__TASK GOAL__.
All of the entries below are to be copied word for word.

[Opening RECORDED DATA section]

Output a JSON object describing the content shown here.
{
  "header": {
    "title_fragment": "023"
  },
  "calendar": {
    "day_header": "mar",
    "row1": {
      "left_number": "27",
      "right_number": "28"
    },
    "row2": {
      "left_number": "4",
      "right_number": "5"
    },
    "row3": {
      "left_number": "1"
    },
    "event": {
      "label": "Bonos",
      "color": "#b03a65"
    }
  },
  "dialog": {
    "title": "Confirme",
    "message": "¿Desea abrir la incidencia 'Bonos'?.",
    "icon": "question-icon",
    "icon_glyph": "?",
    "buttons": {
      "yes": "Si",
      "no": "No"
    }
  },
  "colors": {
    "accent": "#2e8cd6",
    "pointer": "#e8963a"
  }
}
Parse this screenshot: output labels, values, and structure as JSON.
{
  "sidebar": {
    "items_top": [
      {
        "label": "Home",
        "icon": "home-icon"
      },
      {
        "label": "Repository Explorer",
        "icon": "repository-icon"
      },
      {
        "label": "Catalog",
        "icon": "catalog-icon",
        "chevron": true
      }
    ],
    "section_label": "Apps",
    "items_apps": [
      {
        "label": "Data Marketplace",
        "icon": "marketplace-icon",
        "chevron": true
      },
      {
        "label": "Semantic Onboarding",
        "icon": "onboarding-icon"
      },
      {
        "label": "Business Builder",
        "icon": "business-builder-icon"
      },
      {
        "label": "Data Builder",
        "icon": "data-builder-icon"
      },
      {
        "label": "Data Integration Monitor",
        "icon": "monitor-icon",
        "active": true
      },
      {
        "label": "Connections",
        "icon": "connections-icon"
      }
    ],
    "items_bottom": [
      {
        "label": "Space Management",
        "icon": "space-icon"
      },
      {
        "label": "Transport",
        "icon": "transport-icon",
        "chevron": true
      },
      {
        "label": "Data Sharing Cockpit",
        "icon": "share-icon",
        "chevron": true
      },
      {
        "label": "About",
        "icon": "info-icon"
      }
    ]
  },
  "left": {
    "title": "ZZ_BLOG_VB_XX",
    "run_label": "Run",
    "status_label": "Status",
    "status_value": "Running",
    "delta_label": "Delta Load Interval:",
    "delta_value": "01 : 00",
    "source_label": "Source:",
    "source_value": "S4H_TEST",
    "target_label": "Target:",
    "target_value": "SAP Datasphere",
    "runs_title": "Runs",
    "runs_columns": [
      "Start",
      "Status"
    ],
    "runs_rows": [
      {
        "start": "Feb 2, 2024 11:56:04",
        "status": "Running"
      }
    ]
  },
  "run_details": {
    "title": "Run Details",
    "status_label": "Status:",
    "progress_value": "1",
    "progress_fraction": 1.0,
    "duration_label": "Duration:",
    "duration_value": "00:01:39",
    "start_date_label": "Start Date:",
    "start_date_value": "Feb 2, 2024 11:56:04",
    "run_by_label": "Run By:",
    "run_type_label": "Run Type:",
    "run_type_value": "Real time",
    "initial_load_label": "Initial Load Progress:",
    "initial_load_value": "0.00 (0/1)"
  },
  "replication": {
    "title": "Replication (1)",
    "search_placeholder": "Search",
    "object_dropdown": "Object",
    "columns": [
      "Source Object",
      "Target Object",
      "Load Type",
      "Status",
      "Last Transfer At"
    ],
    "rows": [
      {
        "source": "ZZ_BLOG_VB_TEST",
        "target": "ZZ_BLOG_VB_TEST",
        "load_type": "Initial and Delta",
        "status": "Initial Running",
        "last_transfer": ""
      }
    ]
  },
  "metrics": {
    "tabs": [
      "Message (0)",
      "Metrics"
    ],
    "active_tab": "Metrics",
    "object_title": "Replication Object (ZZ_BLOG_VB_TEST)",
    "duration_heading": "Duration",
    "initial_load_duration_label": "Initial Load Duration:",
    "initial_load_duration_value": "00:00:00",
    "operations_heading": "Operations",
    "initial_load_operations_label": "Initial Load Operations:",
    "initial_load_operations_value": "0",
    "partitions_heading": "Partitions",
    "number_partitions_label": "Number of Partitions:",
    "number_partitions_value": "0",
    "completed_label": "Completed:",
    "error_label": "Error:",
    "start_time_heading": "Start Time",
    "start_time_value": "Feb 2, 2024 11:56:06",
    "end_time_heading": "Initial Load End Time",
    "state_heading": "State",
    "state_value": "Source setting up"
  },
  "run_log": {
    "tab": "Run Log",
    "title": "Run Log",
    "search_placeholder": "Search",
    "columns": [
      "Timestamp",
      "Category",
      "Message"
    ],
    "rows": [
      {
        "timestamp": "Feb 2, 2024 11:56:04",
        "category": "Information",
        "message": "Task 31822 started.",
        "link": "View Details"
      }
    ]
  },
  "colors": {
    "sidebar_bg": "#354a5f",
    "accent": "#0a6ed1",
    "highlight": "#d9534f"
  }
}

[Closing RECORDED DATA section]

__TASK OUTPUT__.
Output a JSON object describing the content shown here.
{
  "header": {
    "title_fragment": "023"
  },
  "calendar": {
    "day_header": "mar",
    "row1": {
      "left_number": "27",
      "right_number": "28"
    },
    "row2": {
      "left_number": "4",
      "right_number": "5"
    },
    "row3": {
      "left_number": "1"
    },
    "event": {
      "label": "Bonos",
      "color": "#b03a65"
    }
  },
  "dialog": {
    "title": "Confirme",
    "message": "¿Desea abrir la incidencia 'Bonos'?.",
    "icon": "question-icon",
    "icon_glyph": "?",
    "buttons": {
      "yes": "Si",
      "no": "No"
    }
  },
  "colors": {
    "accent": "#2e8cd6",
    "pointer": "#e8963a"
  }
}
Parse this screenshot: output labels, values, and structure as JSON.
{
  "sidebar": {
    "items_top": [
      {
        "label": "Home",
        "icon": "home-icon"
      },
      {
        "label": "Repository Explorer",
        "icon": "repository-icon"
      },
      {
        "label": "Catalog",
        "icon": "catalog-icon",
        "chevron": true
      }
    ],
    "section_label": "Apps",
    "items_apps": [
      {
        "label": "Data Marketplace",
        "icon": "marketplace-icon",
        "chevron": true
      },
      {
        "label": "Semantic Onboarding",
        "icon": "onboarding-icon"
      },
      {
        "label": "Business Builder",
        "icon": "business-builder-icon"
      },
      {
        "label": "Data Builder",
        "icon": "data-builder-icon"
      },
      {
        "label": "Data Integration Monitor",
        "icon": "monitor-icon",
        "active": true
      },
      {
        "label": "Connections",
        "icon": "connections-icon"
      }
    ],
    "items_bottom": [
      {
        "label": "Space Management",
        "icon": "space-icon"
      },
      {
        "label": "Transport",
        "icon": "transport-icon",
        "chevron": true
      },
      {
        "label": "Data Sharing Cockpit",
        "icon": "share-icon",
        "chevron": true
      },
      {
        "label": "About",
        "icon": "info-icon"
      }
    ]
  },
  "left": {
    "title": "ZZ_BLOG_VB_XX",
    "run_label": "Run",
    "status_label": "Status",
    "status_value": "Running",
    "delta_label": "Delta Load Interval:",
    "delta_value": "01 : 00",
    "source_label": "Source:",
    "source_value": "S4H_TEST",
    "target_label": "Target:",
    "target_value": "SAP Datasphere",
    "runs_title": "Runs",
    "runs_columns": [
      "Start",
      "Status"
    ],
    "runs_rows": [
      {
        "start": "Feb 2, 2024 11:56:04",
        "status": "Running"
      }
    ]
  },
  "run_details": {
    "title": "Run Details",
    "status_label": "Status:",
    "progress_value": "1",
    "progress_fraction": 1.0,
    "duration_label": "Duration:",
    "duration_value": "00:01:39",
    "start_date_label": "Start Date:",
    "start_date_value": "Feb 2, 2024 11:56:04",
    "run_by_label": "Run By:",
    "run_type_label": "Run Type:",
    "run_type_value": "Real time",
    "initial_load_label": "Initial Load Progress:",
    "initial_load_value": "0.00 (0/1)"
  },
  "replication": {
    "title": "Replication (1)",
    "search_placeholder": "Search",
    "object_dropdown": "Object",
    "columns": [
      "Source Object",
      "Target Object",
      "Load Type",
      "Status",
      "Last Transfer At"
    ],
    "rows": [
      {
        "source": "ZZ_BLOG_VB_TEST",
        "target": "ZZ_BLOG_VB_TEST",
        "load_type": "Initial and Delta",
        "status": "Initial Running",
        "last_transfer": ""
      }
    ]
  },
  "metrics": {
    "tabs": [
      "Message (0)",
      "Metrics"
    ],
    "active_tab": "Metrics",
    "object_title": "Replication Object (ZZ_BLOG_VB_TEST)",
    "duration_heading": "Duration",
    "initial_load_duration_label": "Initial Load Duration:",
    "initial_load_duration_value": "00:00:00",
    "operations_heading": "Operations",
    "initial_load_operations_label": "Initial Load Operations:",
    "initial_load_operations_value": "0",
    "partitions_heading": "Partitions",
    "number_partitions_label": "Number of Partitions:",
    "number_partitions_value": "0",
    "completed_label": "Completed:",
    "error_label": "Error:",
    "start_time_heading": "Start Time",
    "start_time_value": "Feb 2, 2024 11:56:06",
    "end_time_heading": "Initial Load End Time",
    "state_heading": "State",
    "state_value": "Source setting up"
  },
  "run_log": {
    "tab": "Run Log",
    "title": "Run Log",
    "search_placeholder": "Search",
    "columns": [
      "Timestamp",
      "Category",
      "Message"
    ],
    "rows": [
      {
        "timestamp": "Feb 2, 2024 11:56:04",
        "category": "Information",
        "message": "Task 31822 started.",
        "link": "View Details"
      }
    ]
  },
  "colors": {
    "sidebar_bg": "#354a5f",
    "accent": "#0a6ed1",
    "highlight": "#d9534f"
  }
}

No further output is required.